I was amazed—even through extreme suffering, he has maintained his noble beliefs. How has he been able to overcome the urge, so understandable in his case, to bitterness and hate? He himself wonders how it has been possible to forgive, and credits his parents’ religiosity and their “message of love and forgiveness in the midst of suffering and death.”
“The great irony of my life,” he remarks, “was my recruitment to serve at the headquarters of the United Nations University in Tokyo.” For a total of almost eight years, Dr. Abueva and his family lived in Japan, the land of their former enemies.
Throughout their stay, the Abueva family made a conscious effort to make friends and be ambassadors of goodwill, learning the Japanese language and culture. “By living, learning and working in Japan, by fate or accident, we’d like to feel that we helped to achieve on a limited scale a reconciliation between Filipinos and Japanese.”
Upon returning to his homeland in 1987, Dr. Abueva was elected president of the University of the Philippines.
“Throughout history there have been many leaders of war,” he declared with great passion, “but there have been few leaders of peace.

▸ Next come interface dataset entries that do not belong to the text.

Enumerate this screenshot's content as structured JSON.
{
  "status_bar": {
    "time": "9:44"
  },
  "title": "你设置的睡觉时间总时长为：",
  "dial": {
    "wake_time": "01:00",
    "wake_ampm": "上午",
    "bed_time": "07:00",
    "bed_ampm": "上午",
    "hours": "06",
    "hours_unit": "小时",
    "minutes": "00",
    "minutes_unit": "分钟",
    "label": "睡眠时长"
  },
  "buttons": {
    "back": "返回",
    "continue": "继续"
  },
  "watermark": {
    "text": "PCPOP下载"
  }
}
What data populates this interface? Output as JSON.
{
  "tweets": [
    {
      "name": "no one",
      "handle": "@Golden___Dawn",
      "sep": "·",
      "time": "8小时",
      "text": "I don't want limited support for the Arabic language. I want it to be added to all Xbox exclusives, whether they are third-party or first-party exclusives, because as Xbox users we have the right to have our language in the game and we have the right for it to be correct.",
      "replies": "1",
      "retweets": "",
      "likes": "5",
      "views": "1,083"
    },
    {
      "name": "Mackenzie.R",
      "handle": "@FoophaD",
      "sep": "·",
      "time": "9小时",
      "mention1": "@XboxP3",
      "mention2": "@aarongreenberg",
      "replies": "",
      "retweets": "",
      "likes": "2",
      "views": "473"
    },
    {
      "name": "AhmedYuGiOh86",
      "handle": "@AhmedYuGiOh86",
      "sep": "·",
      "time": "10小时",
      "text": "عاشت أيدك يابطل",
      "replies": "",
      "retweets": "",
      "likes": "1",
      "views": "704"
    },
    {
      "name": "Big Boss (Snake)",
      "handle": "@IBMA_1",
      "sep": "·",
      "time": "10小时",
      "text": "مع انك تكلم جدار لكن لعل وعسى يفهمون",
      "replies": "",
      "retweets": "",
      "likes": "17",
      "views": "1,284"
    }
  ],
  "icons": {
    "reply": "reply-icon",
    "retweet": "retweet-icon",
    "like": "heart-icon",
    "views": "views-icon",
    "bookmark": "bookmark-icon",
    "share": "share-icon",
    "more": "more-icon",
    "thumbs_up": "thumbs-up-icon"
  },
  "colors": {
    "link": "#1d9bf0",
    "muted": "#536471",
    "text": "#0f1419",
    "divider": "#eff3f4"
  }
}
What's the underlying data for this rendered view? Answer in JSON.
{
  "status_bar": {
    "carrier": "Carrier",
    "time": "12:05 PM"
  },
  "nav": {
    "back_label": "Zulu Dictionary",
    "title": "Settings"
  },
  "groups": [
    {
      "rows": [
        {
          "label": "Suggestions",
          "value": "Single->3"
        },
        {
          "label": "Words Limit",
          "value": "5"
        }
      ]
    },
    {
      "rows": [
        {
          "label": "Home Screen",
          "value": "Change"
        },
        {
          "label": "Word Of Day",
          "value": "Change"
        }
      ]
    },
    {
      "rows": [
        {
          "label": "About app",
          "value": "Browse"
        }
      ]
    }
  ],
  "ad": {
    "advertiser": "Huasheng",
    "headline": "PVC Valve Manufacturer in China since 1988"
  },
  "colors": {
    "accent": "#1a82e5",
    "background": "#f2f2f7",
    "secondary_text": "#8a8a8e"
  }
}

I am determined to help change this.”
The University of the Philippines is the country’s top school, and its graduates are destined to become leaders in all fields of Philippine society. But Dr. Abueva was concerned that the students also be aware of their duty to society, that they have the willingness and enthusiasm to lead the way in finding solutions to the problems that confront their country.
As president, he put special emphasis on the creation of a “House of Peace” for international exchange. He believes that building deeper relations between peoples is even more important than focusing on relations between governments. In particular, he sees youth and cultural exchanges as vital currents in the great flowing river of peace that he is determined to create.
In May 1993 Dr. Abueva invited me to the official opening of the Balay Kalinaw, or House of Peace, at the University of the Philippines. He also named the building (The Ikeda Hall) after me, saying that he hoped it would be a symbol of friendship between the Philippines and Japan. In my remarks on that occasion, I talked about my mentor Josei Toda, second president of the Soka Gakkai, who also stood up against Japanese militarism and who was imprisoned for two years as a result. Toda was convinced that Japan could only be considered a nation of peace to the extent that it is trusted by its Asian neighbors.
In response to my speech, Dr. Abueva rose from his seat and quoted from a poem of his own:
We want an end to killing and maiming
caused by greed or creed, class or tribe
because the poor are weak and the strong are unjust.
His voice rang through the House of Peace, and it seemed to reach all the way to that hill he climbed so many years ago.
©2011 Soka Gakkai. All rights reserved.